There are often inadequate shower and laundry facilities, and I eventually fell into a routine of showering every three days. Otherwise, at night, I would brush my teeth and do a quick wash in the sink when a spot opened up. After all, the Camino isn't a runway at Fashion Week.
Although the pilgrims I encountered were generally respectful, the crowded conditions could be trying. And the snoring! My god! The Camino guidebooks proffer doleful warnings about the snoring. Pilgrims, or peregrinos, would swap tales of horror about how they lay in their bunk at night struggling to sleep amid a cacophony of rock-grinding misery.
My meager travel budget allowed for only the occasional indulgence of a hotel room for a bit of peace and quiet. Therefore, in the albergues, I struggled to keep my personal bodily symphony under control. But others, such as Our Man from Romania, as I called him, threw such courtesy to the four winds. He annoyingly kept pace with me that entire first week and would inevitably end up in the bunk next to mine at night, when he would rip off farts in his sleep that rolled like thunder across the verdant hills of Navarre.

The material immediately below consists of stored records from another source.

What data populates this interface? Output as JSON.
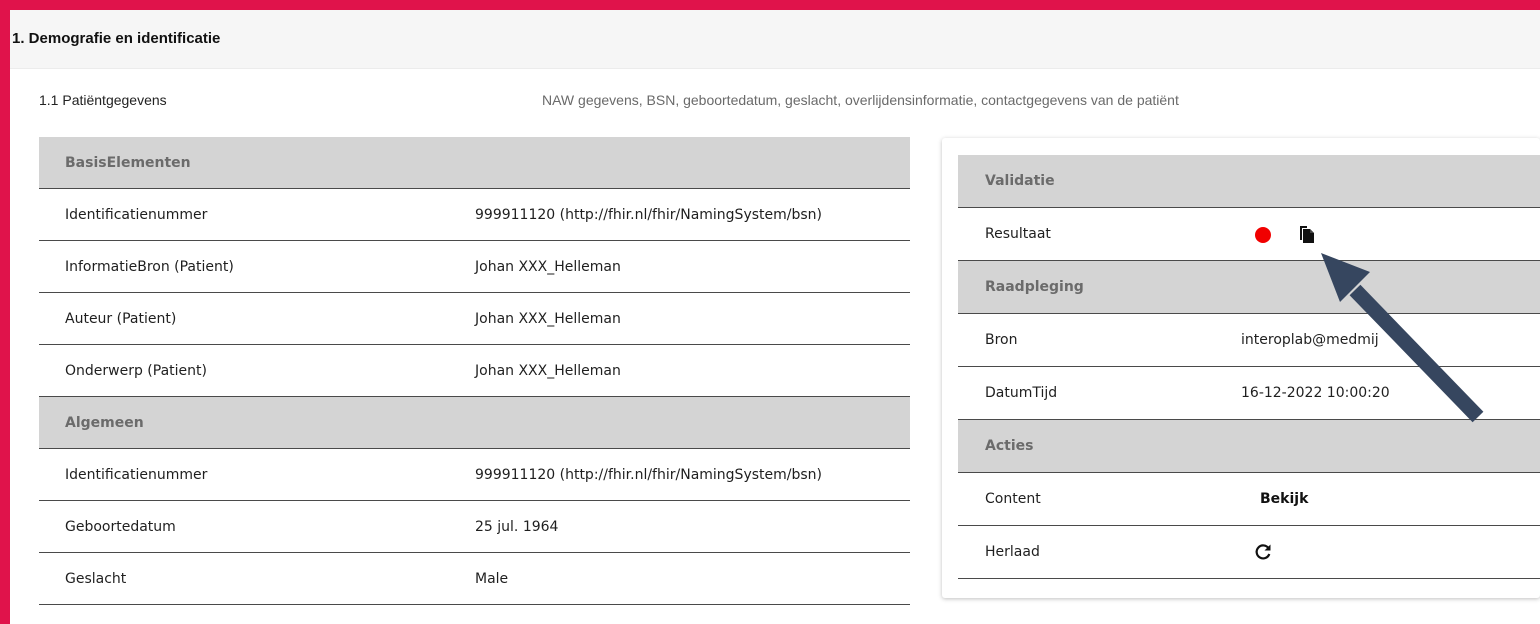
{
  "section": {
    "title": "1. Demografie en identificatie",
    "subsection_title": "1.1 Patiëntgegevens",
    "subsection_desc": "NAW gegevens, BSN, geboortedatum, geslacht, overlijdensinformatie, contactgegevens van de patiënt"
  },
  "left_table": {
    "groups": [
      {
        "header": "BasisElementen",
        "rows": [
          {
            "label": "Identificatienummer",
            "value": "999911120 (http://fhir.nl/fhir/NamingSystem/bsn)"
          },
          {
            "label": "InformatieBron (Patient)",
            "value": "Johan XXX_Helleman"
          },
          {
            "label": "Auteur (Patient)",
            "value": "Johan XXX_Helleman"
          },
          {
            "label": "Onderwerp (Patient)",
            "value": "Johan XXX_Helleman"
          }
        ]
      },
      {
        "header": "Algemeen",
        "rows": [
          {
            "label": "Identificatienummer",
            "value": "999911120 (http://fhir.nl/fhir/NamingSystem/bsn)"
          },
          {
            "label": "Geboortedatum",
            "value": "25 jul. 1964"
          },
          {
            "label": "Geslacht",
            "value": "Male"
          }
        ]
      }
    ]
  },
  "right_card": {
    "validatie": {
      "header": "Validatie",
      "resultaat_label": "Resultaat",
      "status_color": "#f10000",
      "status_icon": "red-status-dot-icon",
      "copy_icon": "copy-document-icon"
    },
    "raadpleging": {
      "header": "Raadpleging",
      "bron_label": "Bron",
      "bron_value": "interoplab@medmij",
      "datumtijd_label": "DatumTijd",
      "datumtijd_value": "16-12-2022 10:00:20"
    },
    "acties": {
      "header": "Acties",
      "content_label": "Content",
      "content_action": "Bekijk",
      "herlaad_label": "Herlaad",
      "herlaad_icon": "reload-icon"
    }
  },
  "colors": {
    "frame": "#e0134b",
    "group_header_bg": "#d4d4d4",
    "annotation_arrow": "#36465f"
  }
}
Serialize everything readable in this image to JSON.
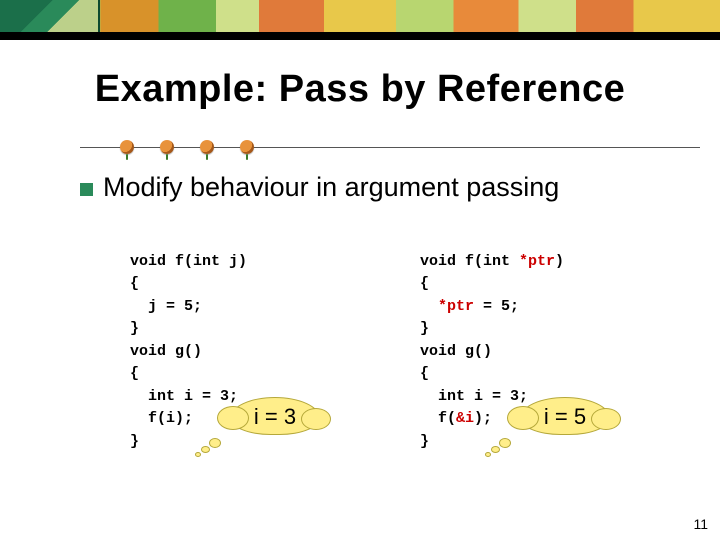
{
  "title": "Example: Pass by Reference",
  "bullet": "Modify behaviour in argument passing",
  "code_left": {
    "l1": "void f(int j)",
    "l2": "{",
    "l3": "  j = 5;",
    "l4": "}",
    "l5": "void g()",
    "l6": "{",
    "l7": "  int i = 3;",
    "l8": "  f(i);",
    "l9": "}",
    "cloud": "i = 3"
  },
  "code_right": {
    "l1a": "void f(int ",
    "l1b": "*ptr",
    "l1c": ")",
    "l2": "{",
    "l3a": "  ",
    "l3b": "*ptr",
    "l3c": " = 5;",
    "l4": "}",
    "l5": "void g()",
    "l6": "{",
    "l7": "  int i = 3;",
    "l8a": "  f(",
    "l8b": "&i",
    "l8c": ");",
    "l9": "}",
    "cloud": "i = 5"
  },
  "page_number": "11"
}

That first week, I had a lot of time to think about the varied and insistent ways I make life harder for myself. This is a lesson that continues to unfold. Long-distance hiking quickly becomes a lesson in efficiency. Every night I winnowed down the contents of my backpack so I would have less weight to shoulder the next day, and I quickly learned to even up my strides to prevent my right foot from erupting with painful blisters.
Beyond the here-and-now, I inevitably pondered everything I did on a daily basis to make my life harder. I had my first breakdown of the Camino on the road to Uterga, one day beyond Pamplona, just a few days into my six-week journey. I had spent hours slogging through muddy trails to the top of Alto de Perdon, where a famed Pilgrim?s Monument can be found. The rain and wind was relentless; it was impossible to enjoy the striking sight of Pamplona in the distance, shrouded in clouds and mist. I spent just a few minutes snapping a few photographs and bracing myself against the frigid wind, then set off down the far side of the mountain, a steep hill strewn with rocks the size of bowling balls.
My feet throbbed so painfully when I finally reached the bottom, I could only inch along the path. Not for the first time, I wondered what the hell I was doing so far away from home. And I broke down. I cried. I swore. I cursed my life and everyone in it and all the saints in the heavens, starting with St. James himself. And just like that, around the next bend, the town of Uterga appeared with a big damn sign pointing right to the pilgrim hostel.
I was immediately ashamed of my temper tantrum (and then I was angry at feeling ashamed). Just a few more steps around the bend and relief was at hand. But in the midst of my breakdown, nothing else mattered but my own pain. Something primal within my chest had bubbled up and out and it was not going to be denied.
To be continued?
Photos and text ? Benjamin Scuglia. His memoir -- Moving: Breaking Down and Growing Up on the Camino de Santiago -- is forthcoming. Find him on Twitter: @500Turtles.